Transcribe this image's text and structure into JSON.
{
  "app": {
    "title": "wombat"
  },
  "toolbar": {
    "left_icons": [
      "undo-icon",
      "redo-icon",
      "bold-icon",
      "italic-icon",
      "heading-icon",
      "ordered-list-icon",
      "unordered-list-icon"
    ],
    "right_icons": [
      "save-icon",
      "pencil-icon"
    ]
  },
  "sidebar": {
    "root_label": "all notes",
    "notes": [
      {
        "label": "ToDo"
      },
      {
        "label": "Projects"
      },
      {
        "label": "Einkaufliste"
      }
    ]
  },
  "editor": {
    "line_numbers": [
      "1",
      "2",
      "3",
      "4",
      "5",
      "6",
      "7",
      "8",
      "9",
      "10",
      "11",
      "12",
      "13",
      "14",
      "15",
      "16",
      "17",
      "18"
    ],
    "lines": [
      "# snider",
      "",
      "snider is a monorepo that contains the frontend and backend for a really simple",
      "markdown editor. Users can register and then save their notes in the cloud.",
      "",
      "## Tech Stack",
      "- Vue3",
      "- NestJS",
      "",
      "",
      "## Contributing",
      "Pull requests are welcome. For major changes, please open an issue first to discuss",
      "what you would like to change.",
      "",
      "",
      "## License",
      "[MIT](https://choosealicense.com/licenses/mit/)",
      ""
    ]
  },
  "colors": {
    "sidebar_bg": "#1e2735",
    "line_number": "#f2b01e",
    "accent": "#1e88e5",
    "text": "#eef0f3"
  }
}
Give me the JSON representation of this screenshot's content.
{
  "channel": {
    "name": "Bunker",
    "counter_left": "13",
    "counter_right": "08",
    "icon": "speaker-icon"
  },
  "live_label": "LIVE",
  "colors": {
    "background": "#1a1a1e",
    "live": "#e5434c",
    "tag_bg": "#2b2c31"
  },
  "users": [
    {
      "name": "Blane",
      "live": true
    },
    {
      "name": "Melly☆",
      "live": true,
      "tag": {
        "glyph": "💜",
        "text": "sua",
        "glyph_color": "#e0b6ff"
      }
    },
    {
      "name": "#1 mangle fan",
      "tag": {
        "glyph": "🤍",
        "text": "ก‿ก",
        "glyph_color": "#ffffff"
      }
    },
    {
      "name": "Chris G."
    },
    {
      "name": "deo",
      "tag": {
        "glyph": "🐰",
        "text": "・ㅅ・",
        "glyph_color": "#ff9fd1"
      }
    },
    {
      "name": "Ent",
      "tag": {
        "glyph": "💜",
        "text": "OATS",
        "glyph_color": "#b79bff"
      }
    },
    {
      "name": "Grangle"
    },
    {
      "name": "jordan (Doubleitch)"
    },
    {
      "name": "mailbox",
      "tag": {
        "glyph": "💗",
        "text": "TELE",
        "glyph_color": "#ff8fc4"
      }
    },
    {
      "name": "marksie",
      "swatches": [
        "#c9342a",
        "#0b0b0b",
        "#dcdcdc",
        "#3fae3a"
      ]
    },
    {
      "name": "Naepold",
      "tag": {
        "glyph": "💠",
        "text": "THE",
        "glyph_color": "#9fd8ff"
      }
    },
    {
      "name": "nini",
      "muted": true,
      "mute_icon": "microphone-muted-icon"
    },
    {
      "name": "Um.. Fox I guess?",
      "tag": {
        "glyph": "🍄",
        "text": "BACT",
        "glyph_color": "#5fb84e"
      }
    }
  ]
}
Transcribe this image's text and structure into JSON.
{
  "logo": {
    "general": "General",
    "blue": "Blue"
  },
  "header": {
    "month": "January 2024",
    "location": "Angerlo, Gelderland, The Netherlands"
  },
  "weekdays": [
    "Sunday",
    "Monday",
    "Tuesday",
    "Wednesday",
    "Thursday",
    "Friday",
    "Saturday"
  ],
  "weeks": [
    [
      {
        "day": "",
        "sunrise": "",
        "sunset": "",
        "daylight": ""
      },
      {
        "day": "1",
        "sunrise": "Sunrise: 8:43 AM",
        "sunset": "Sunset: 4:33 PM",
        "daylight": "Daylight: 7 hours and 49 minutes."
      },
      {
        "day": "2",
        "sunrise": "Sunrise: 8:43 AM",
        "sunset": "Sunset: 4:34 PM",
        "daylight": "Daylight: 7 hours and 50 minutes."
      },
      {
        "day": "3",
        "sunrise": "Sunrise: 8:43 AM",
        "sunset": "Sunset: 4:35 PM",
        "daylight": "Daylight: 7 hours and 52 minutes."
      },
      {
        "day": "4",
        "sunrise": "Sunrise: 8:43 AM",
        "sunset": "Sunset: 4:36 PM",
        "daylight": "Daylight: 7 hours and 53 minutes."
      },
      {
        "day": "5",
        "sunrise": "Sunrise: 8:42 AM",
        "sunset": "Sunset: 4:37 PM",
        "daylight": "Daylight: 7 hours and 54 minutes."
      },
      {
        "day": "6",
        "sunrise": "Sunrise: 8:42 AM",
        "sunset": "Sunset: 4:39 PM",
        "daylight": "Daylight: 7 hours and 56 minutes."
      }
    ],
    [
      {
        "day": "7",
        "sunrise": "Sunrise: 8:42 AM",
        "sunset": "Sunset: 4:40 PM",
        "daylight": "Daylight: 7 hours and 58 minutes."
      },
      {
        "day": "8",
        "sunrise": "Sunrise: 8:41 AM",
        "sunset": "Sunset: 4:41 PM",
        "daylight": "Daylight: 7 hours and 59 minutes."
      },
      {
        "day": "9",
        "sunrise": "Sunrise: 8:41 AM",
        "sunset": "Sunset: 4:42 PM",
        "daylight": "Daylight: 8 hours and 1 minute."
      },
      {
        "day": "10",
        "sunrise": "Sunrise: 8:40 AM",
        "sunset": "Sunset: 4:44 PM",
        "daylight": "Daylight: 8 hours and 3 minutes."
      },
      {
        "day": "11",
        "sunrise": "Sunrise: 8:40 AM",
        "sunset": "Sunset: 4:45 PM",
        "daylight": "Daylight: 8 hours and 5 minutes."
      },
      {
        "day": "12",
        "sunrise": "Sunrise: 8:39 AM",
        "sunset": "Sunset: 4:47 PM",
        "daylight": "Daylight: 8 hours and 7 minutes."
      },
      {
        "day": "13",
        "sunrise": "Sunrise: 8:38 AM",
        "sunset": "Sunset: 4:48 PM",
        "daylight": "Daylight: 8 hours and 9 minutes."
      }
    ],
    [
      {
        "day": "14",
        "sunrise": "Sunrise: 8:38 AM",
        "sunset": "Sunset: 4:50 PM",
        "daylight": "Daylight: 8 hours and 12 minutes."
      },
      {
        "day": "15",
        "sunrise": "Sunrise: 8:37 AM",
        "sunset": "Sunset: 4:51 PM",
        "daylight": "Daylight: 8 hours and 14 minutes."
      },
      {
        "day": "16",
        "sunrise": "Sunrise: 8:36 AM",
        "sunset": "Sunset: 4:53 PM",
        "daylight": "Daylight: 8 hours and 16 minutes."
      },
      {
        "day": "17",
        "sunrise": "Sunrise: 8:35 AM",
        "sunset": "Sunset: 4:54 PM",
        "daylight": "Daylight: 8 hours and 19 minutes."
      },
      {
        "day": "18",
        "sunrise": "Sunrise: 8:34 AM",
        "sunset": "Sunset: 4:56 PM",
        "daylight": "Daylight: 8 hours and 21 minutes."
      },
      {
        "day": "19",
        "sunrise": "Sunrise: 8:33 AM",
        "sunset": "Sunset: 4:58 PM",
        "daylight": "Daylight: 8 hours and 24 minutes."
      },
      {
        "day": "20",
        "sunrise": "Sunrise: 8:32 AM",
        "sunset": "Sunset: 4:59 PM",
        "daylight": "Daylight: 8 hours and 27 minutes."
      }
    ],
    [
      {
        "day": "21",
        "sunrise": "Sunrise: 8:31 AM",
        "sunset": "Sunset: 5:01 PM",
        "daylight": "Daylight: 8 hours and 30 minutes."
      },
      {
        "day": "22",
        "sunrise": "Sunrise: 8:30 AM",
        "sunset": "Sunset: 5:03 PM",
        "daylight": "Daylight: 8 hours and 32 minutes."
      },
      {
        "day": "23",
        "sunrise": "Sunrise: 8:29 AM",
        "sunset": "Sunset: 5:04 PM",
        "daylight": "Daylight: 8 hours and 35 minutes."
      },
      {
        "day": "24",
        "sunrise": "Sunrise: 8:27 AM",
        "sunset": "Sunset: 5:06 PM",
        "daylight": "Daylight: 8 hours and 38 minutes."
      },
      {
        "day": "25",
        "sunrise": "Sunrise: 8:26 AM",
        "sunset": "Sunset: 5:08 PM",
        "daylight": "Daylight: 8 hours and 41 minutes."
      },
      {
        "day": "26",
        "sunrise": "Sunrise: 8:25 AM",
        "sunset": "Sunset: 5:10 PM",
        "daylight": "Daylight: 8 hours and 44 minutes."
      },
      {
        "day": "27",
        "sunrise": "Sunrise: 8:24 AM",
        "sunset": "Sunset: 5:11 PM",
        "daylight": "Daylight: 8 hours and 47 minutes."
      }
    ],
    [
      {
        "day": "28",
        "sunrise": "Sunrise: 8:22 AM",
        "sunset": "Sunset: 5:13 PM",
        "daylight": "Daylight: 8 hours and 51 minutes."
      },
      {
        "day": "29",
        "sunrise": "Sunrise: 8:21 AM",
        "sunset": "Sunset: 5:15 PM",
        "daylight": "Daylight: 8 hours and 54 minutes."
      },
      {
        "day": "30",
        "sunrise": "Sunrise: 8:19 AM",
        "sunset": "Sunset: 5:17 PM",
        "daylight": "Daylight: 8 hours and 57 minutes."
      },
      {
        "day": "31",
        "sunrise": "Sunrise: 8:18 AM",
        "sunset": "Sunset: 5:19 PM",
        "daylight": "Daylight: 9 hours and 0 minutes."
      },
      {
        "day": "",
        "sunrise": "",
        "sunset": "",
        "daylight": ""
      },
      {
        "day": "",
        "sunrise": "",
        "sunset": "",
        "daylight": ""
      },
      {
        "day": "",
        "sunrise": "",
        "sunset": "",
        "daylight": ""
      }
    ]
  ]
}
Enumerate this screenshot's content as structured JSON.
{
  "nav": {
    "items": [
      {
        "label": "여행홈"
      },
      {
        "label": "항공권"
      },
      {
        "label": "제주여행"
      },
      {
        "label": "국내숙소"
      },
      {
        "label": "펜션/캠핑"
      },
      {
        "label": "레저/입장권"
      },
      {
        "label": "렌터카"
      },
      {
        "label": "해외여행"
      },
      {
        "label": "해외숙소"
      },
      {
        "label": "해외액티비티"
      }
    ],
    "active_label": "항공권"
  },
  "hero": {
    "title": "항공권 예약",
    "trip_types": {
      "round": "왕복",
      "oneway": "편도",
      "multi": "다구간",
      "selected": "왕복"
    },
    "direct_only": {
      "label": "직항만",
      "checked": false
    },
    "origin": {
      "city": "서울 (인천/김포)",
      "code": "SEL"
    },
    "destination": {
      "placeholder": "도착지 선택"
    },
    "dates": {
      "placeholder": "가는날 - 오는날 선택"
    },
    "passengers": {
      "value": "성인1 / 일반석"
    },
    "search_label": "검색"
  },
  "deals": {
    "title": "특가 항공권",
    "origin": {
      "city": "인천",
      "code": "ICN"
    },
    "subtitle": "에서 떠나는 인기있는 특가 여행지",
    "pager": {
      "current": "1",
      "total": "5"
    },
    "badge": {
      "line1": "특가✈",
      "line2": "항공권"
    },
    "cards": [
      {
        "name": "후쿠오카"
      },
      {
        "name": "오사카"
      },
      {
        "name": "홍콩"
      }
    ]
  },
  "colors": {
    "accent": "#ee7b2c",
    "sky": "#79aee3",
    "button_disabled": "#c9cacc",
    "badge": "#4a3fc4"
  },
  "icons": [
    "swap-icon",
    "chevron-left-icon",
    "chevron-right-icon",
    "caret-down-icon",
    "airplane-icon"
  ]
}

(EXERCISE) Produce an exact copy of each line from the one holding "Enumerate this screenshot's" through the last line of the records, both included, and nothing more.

(TASK RESPONSE)
Enumerate this screenshot's content as structured JSON.
{
  "nav": {
    "items": [
      {
        "label": "여행홈"
      },
      {
        "label": "항공권"
      },
      {
        "label": "제주여행"
      },
      {
        "label": "국내숙소"
      },
      {
        "label": "펜션/캠핑"
      },
      {
        "label": "레저/입장권"
      },
      {
        "label": "렌터카"
      },
      {
        "label": "해외여행"
      },
      {
        "label": "해외숙소"
      },
      {
        "label": "해외액티비티"
      }
    ],
    "active_label": "항공권"
  },
  "hero": {
    "title": "항공권 예약",
    "trip_types": {
      "round": "왕복",
      "oneway": "편도",
      "multi": "다구간",
      "selected": "왕복"
    },
    "direct_only": {
      "label": "직항만",
      "checked": false
    },
    "origin": {
      "city": "서울 (인천/김포)",
      "code": "SEL"
    },
    "destination": {
      "placeholder": "도착지 선택"
    },
    "dates": {
      "placeholder": "가는날 - 오는날 선택"
    },
    "passengers": {
      "value": "성인1 / 일반석"
    },
    "search_label": "검색"
  },
  "deals": {
    "title": "특가 항공권",
    "origin": {
      "city": "인천",
      "code": "ICN"
    },
    "subtitle": "에서 떠나는 인기있는 특가 여행지",
    "pager": {
      "current": "1",
      "total": "5"
    },
    "badge": {
      "line1": "특가✈",
      "line2": "항공권"
    },
    "cards": [
      {
        "name": "후쿠오카"
      },
      {
        "name": "오사카"
      },
      {
        "name": "홍콩"
      }
    ]
  },
  "colors": {
    "accent": "#ee7b2c",
    "sky": "#79aee3",
    "button_disabled": "#c9cacc",
    "badge": "#4a3fc4"
  },
  "icons": [
    "swap-icon",
    "chevron-left-icon",
    "chevron-right-icon",
    "caret-down-icon",
    "airplane-icon"
  ]
}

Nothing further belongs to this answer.